Go through the entries below and pick out every line with "назад".

(Dataset rows describing interfaces)
-*-

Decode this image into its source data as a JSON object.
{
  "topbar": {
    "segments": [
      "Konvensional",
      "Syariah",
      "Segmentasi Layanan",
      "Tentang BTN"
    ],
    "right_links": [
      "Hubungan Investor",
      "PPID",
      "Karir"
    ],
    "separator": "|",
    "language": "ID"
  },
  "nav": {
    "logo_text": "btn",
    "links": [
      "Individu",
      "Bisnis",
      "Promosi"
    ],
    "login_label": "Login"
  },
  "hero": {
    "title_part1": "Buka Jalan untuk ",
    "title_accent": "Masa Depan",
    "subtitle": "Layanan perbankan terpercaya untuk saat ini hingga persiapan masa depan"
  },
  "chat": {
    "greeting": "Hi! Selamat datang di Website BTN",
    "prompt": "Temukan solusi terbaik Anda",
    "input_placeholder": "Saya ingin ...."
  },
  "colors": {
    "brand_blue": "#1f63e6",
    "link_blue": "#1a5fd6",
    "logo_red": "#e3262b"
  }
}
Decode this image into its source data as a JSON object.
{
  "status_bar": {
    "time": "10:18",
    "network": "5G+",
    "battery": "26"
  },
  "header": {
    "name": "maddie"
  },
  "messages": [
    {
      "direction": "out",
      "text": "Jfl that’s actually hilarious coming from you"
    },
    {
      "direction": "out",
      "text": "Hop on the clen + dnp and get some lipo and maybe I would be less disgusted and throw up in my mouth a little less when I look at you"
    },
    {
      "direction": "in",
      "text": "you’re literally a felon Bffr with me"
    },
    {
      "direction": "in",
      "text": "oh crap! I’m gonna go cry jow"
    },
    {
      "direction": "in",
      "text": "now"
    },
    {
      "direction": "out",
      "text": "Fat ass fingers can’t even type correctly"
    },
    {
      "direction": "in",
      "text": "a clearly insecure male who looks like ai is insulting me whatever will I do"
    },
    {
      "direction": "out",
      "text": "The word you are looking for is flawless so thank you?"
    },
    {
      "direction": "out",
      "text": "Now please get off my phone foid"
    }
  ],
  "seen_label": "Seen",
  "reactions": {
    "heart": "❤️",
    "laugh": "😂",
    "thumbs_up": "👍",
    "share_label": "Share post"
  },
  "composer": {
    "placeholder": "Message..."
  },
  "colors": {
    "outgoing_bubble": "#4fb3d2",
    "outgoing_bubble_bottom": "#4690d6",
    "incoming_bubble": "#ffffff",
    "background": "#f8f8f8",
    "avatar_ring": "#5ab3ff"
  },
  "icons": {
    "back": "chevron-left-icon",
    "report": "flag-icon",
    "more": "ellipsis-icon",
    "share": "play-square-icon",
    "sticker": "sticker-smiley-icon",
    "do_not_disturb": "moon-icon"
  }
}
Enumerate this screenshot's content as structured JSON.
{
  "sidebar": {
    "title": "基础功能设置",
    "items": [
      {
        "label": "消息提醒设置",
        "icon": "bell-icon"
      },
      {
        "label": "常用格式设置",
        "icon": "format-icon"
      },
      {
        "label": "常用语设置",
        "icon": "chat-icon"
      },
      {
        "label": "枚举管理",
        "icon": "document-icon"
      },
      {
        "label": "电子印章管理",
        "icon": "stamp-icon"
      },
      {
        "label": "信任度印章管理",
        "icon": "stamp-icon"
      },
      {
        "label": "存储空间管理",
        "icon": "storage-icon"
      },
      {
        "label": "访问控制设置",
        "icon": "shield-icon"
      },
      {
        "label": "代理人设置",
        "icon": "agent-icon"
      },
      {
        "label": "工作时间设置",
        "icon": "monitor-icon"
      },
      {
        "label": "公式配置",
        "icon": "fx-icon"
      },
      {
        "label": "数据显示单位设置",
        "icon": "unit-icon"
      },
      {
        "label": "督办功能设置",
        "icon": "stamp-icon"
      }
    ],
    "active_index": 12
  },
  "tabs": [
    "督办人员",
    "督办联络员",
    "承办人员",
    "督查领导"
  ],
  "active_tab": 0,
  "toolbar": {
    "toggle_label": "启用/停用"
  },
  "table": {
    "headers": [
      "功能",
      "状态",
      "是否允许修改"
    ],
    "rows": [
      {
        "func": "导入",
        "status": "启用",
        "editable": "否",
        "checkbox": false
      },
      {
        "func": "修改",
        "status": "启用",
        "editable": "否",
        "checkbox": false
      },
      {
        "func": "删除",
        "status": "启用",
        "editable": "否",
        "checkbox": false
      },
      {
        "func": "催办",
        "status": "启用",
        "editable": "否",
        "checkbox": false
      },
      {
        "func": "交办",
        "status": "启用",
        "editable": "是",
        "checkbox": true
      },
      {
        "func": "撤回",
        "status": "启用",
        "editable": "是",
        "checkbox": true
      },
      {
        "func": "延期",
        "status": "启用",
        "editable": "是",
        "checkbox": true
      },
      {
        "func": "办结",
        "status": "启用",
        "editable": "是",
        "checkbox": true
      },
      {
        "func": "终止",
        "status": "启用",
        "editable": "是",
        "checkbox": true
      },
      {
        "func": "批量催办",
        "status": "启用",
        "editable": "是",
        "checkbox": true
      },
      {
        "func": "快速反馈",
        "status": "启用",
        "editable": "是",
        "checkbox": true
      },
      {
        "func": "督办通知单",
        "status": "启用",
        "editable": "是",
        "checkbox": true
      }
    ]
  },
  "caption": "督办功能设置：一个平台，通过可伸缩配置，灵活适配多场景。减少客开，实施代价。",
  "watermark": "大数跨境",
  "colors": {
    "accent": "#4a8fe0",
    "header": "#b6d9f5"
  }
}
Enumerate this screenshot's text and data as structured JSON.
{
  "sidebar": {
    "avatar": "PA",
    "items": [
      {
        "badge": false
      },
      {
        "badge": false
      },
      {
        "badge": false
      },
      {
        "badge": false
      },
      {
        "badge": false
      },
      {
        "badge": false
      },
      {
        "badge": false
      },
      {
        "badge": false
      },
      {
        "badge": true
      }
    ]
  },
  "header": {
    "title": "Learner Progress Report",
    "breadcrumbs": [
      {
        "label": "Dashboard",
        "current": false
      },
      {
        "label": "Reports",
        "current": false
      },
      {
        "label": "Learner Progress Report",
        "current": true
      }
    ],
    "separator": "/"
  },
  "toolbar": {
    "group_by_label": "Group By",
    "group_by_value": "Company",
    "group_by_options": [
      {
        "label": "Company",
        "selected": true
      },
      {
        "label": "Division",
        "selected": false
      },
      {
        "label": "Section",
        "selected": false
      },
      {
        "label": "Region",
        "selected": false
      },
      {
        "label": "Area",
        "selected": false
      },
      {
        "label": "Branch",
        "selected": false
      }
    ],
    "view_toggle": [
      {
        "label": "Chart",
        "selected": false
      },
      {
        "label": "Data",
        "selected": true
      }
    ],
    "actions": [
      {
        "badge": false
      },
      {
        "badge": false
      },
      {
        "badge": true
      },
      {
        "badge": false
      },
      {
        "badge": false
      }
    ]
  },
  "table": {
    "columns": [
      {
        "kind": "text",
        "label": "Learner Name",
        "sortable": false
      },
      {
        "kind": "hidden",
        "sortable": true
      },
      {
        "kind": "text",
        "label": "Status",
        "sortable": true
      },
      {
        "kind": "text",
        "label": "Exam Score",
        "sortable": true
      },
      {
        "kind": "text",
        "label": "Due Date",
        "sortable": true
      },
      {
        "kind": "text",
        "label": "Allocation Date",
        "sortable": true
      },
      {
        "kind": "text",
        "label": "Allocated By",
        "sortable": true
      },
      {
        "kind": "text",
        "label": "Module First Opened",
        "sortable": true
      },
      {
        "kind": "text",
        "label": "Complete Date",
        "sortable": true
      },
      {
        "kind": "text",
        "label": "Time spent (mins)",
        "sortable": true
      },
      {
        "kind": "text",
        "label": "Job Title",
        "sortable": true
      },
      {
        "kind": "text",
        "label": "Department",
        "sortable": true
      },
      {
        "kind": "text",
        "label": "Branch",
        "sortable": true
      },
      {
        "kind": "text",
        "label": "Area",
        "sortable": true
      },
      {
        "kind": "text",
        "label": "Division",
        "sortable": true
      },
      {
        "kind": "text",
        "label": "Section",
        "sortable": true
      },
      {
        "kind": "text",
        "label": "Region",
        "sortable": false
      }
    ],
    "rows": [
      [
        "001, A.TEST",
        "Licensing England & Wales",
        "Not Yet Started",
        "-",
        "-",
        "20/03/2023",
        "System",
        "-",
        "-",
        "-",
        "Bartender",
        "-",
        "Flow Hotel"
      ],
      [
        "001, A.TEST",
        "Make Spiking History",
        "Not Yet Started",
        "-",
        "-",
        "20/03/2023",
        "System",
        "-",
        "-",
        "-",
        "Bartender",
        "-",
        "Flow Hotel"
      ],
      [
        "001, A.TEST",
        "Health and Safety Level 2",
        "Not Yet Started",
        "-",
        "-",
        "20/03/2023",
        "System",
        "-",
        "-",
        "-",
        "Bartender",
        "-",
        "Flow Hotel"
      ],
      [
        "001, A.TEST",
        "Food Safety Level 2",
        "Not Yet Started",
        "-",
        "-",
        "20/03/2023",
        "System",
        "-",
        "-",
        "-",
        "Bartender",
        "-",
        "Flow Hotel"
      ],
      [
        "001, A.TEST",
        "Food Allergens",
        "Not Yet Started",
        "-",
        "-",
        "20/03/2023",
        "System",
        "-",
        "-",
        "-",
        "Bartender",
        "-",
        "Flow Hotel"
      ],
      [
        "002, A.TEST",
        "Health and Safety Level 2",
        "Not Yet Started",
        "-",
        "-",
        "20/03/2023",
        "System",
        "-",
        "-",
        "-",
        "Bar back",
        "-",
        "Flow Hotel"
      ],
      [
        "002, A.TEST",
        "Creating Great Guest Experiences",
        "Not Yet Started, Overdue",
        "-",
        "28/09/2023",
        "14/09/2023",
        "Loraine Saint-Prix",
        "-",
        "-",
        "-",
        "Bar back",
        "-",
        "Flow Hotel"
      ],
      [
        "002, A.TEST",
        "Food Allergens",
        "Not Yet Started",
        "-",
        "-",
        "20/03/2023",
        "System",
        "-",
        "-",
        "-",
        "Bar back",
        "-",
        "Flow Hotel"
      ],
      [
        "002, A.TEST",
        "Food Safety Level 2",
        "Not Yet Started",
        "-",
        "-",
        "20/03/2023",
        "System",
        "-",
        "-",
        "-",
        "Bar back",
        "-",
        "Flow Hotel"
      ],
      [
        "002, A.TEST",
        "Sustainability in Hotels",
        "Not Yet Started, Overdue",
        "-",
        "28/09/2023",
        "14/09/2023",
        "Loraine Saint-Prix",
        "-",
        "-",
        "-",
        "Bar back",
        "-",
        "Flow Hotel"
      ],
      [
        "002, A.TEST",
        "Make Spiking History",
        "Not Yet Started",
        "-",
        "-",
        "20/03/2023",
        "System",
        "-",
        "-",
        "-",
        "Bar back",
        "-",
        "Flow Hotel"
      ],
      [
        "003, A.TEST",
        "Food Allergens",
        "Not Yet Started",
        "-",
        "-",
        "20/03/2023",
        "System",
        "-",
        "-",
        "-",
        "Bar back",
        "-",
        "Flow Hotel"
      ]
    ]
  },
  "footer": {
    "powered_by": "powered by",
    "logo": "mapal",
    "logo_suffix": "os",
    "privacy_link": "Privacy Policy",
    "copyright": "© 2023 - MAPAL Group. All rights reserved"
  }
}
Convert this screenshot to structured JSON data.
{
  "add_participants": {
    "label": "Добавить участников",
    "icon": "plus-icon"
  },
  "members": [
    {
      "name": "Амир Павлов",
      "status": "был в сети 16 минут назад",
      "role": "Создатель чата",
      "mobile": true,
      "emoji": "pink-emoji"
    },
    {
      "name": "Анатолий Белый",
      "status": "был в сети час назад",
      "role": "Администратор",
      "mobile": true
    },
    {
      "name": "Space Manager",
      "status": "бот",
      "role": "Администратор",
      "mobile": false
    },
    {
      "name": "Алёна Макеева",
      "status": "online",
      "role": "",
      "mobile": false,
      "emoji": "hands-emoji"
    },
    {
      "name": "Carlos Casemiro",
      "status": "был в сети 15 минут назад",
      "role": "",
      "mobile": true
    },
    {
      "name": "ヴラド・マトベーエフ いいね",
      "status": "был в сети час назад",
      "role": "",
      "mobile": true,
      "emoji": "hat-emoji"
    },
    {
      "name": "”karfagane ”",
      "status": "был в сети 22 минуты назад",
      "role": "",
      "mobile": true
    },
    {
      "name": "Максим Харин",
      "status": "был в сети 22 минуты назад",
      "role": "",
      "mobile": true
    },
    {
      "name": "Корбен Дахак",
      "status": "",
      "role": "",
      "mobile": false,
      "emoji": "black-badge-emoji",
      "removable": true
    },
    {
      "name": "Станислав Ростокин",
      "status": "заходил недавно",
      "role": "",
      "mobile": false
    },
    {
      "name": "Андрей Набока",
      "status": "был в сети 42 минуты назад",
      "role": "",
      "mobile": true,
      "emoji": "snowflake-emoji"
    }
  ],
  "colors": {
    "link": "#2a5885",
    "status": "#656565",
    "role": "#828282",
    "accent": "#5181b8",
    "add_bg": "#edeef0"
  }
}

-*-

**ANSWER TO THE PROBLEM**.
      "status": "был в сети 16 минут назад",
      "status": "был в сети час назад",
      "status": "был в сети 15 минут назад",
      "status": "был в сети час назад",
      "status": "был в сети 22 минуты назад",
      "status": "был в сети 22 минуты назад",
      "status": "был в сети 42 минуты назад",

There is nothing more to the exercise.